Spaghetti squash is impossible to miss whenever we’re browsing the produce section at the grocery store. The big, bright yellow squash always stands out, but it can seem daunting to grab. Now that it’s fall, though, it’s the perfect time to bite the bullet and put one in your cart. Not only is it super tasty, it’s packed with a plethora of health benefits.
Spaghetti squash gets its name from the pasta-like fibers inside that can be a great low-calorie substitute at any meal. It works as a replacement for pasta, with the filling serving as the base of any meal you can think dish. From a bolognese to a chicken Alfredo, spaghetti squash passes every taste test.
The veggie is in season in fall in winter, and Dr. Tara Weir says that’s exactly when we should think about trying it.
“Food that is grown locally and eaten in season often tastes better and provides more health benefits compared to food that is imported,” Dr. Weir says. “Fruits and vegetables lose nutritional value during storage and transportation. This means that produce that is allowed to ripen naturally and eaten fresh (or frozen when fresh) tends to be more nutrient-dense.”
What does it taste like?
Spaghetti squash is the perfect way to indulge in a winter vegetable thanks to its versatility. It can stand in for pasta, be thrown in a soup, or used as it’s own bowl thanks to its sturdy shell. Most recipes feature the unique step of putting the mixed filling right back in to the shell when serving, giving it a fun look.

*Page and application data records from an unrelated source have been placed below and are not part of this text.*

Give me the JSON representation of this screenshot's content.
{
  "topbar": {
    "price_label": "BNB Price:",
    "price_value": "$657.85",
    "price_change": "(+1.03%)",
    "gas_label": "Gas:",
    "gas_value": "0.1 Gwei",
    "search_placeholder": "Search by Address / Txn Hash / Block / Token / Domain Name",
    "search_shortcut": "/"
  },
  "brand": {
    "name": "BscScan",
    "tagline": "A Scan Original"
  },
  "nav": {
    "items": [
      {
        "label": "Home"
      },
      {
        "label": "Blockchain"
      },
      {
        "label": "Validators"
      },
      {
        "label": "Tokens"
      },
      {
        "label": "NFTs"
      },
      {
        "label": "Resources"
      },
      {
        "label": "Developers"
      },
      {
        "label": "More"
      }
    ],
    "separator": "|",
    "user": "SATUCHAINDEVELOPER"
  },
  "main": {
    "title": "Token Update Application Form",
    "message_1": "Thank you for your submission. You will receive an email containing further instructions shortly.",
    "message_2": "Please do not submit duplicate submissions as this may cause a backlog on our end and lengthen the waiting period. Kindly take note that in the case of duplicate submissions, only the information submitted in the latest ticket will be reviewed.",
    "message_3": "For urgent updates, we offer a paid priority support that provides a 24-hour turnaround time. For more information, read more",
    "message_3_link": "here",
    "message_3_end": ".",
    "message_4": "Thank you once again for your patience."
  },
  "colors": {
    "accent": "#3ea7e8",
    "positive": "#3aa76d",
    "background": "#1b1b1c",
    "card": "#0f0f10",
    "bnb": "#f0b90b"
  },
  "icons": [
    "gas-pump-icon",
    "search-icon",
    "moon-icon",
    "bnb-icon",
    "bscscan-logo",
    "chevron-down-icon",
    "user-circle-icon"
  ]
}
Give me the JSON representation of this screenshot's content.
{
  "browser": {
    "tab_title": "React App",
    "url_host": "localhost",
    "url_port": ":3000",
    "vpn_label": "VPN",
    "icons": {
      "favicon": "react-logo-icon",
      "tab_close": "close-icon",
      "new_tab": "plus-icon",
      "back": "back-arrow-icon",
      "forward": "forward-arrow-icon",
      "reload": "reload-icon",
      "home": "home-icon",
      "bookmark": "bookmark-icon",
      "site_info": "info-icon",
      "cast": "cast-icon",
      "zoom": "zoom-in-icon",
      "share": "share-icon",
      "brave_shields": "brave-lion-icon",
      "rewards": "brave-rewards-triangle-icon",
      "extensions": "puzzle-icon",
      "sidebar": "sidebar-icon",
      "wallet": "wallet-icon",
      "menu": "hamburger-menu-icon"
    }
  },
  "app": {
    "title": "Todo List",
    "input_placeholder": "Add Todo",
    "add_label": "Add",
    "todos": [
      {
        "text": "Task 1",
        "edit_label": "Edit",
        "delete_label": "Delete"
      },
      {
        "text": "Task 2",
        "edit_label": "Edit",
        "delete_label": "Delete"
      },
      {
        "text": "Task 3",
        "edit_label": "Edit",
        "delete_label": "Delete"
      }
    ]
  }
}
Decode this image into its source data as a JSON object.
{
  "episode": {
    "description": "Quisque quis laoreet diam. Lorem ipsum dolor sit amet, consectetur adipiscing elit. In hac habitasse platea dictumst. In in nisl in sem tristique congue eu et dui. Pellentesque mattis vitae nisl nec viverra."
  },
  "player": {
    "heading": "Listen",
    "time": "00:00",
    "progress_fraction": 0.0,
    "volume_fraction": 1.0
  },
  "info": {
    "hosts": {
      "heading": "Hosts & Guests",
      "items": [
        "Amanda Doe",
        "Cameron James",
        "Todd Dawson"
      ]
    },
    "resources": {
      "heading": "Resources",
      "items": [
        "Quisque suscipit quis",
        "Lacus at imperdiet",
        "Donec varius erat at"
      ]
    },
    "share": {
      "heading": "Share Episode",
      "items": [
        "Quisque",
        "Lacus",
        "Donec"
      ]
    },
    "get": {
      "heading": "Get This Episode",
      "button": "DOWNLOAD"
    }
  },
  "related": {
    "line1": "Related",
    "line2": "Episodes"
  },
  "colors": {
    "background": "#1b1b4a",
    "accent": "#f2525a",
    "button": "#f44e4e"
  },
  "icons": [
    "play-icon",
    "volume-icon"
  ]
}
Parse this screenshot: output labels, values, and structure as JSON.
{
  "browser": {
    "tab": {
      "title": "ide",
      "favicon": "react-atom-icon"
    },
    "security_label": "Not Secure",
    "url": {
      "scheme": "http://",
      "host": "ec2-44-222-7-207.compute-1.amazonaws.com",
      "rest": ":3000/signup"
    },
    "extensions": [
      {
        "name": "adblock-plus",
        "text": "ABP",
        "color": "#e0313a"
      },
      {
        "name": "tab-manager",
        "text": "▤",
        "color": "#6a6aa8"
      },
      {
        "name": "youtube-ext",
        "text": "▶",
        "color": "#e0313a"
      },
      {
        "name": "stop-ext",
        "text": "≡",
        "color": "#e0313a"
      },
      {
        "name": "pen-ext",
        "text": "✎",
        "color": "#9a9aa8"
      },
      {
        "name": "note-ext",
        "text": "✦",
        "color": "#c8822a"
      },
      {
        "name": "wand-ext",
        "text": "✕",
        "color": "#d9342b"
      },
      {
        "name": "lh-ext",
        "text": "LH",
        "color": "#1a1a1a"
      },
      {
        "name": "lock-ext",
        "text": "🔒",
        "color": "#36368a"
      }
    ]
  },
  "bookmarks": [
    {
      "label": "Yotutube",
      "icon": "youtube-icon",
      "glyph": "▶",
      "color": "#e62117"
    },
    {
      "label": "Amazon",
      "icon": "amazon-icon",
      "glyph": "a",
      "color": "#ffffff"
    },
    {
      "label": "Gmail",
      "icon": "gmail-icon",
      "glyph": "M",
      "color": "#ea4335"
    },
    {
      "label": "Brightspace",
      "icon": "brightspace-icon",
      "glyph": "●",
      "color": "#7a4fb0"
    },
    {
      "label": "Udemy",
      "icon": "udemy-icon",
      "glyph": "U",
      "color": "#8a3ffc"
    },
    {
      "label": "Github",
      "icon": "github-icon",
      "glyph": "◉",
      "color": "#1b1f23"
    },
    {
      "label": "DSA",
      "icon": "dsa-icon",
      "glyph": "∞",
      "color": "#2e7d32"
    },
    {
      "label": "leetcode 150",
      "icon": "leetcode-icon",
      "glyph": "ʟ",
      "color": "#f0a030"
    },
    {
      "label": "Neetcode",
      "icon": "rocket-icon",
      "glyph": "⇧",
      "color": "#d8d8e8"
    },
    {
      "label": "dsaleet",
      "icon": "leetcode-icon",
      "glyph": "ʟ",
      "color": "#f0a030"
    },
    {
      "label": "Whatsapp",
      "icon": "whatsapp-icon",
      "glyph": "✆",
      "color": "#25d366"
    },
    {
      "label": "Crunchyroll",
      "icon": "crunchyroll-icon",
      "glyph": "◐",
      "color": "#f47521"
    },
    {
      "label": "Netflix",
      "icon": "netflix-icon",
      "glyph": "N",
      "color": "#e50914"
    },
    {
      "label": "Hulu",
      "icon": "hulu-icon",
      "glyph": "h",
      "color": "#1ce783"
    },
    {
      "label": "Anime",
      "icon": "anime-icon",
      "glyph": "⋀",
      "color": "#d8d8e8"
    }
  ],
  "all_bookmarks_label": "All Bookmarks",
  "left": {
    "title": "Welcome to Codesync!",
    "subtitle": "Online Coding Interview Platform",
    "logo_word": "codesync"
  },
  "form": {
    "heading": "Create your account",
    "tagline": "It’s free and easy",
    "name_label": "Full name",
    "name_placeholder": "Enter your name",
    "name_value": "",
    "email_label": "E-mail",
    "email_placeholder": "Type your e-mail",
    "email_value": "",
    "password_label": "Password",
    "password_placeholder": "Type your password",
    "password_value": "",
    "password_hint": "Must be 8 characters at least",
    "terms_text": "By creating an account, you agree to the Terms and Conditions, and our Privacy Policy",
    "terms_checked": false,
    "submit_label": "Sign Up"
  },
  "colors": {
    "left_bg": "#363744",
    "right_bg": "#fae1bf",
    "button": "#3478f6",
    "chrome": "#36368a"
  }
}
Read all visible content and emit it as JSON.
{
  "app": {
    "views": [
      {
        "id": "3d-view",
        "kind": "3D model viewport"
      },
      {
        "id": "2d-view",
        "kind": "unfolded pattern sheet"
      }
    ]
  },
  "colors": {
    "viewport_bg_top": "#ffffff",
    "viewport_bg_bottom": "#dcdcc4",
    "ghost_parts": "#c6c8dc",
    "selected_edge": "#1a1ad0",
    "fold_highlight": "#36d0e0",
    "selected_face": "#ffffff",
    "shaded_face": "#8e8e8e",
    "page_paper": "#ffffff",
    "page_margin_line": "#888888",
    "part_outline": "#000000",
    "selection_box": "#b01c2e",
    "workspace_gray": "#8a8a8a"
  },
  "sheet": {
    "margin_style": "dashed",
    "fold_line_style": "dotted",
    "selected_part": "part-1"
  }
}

The squash itself has a mild, neutral taste that isn’t overwhelming and is less strong than most other squashes. It can also be faintly sweet, depending on the seasoning. What sets it apart is it’s texture. The strands are a bit crunchier than a regular pasta dish and pair nicely with lots of different toppings. The noodle-like filling can also be slightly watery, depending on how it’s cooked.
There are two main ways to cook the squash. You can cut it, either lengthwise or cross wise, and then bake cut-side down in the oven with a little oil drizzled on the inside. Or, if you find the cutting a bit hard due to its exterior shell, you can bake the squash whole. This step would just take a bit longer.
After it’s cooked, simply run a fork through the inside to turn it into noodles!
What are the health benefits of spaghetti squash?
The two main benefits of spaghetti squash is that it’s low in calories and rich in micronutrients like vitamins, minerals, and antioxidants, Weir says. It’s especially a good source of manganese, vitamins C and B6, and beta carotene.
Manganese is a trace mineral found in our bones, making this squash great for those looking for a boost in bone health. The vitamins C and B6 help make your immune system stronger, while the beta carotene gets converted into vitamin A after we digest it. This vitamin is vital for vision health and also helps support our hearts lungs and kidneys.
That’s still not all spaghetti squash is good for! Weir says the “high-fiber, nutrient-dense” squash may have benefits for digestion and healthy weight control. It also may help to reduce the risk of diabetes and blood cholesterol.
Spaghetti squash is great for well-rounded weight loss diets due to its fiber content, which can help empty your stomach. Fiber also regulates blood sugar levels. Since spaghetti squash is rich in antioxidants, which aid in preventing diabetes, the tasty vegetables is great with people struggling with their blood sugar spikes.
It can also aid in regulating your blood pressure thanks to the potassium. People with high blood pressure are often advised to up their potassium intake since it lessens the effects of sodium.
That’s quite the number of benefits! Next time you’re at the store, pick up a spaghetti squash to boost your health with little work.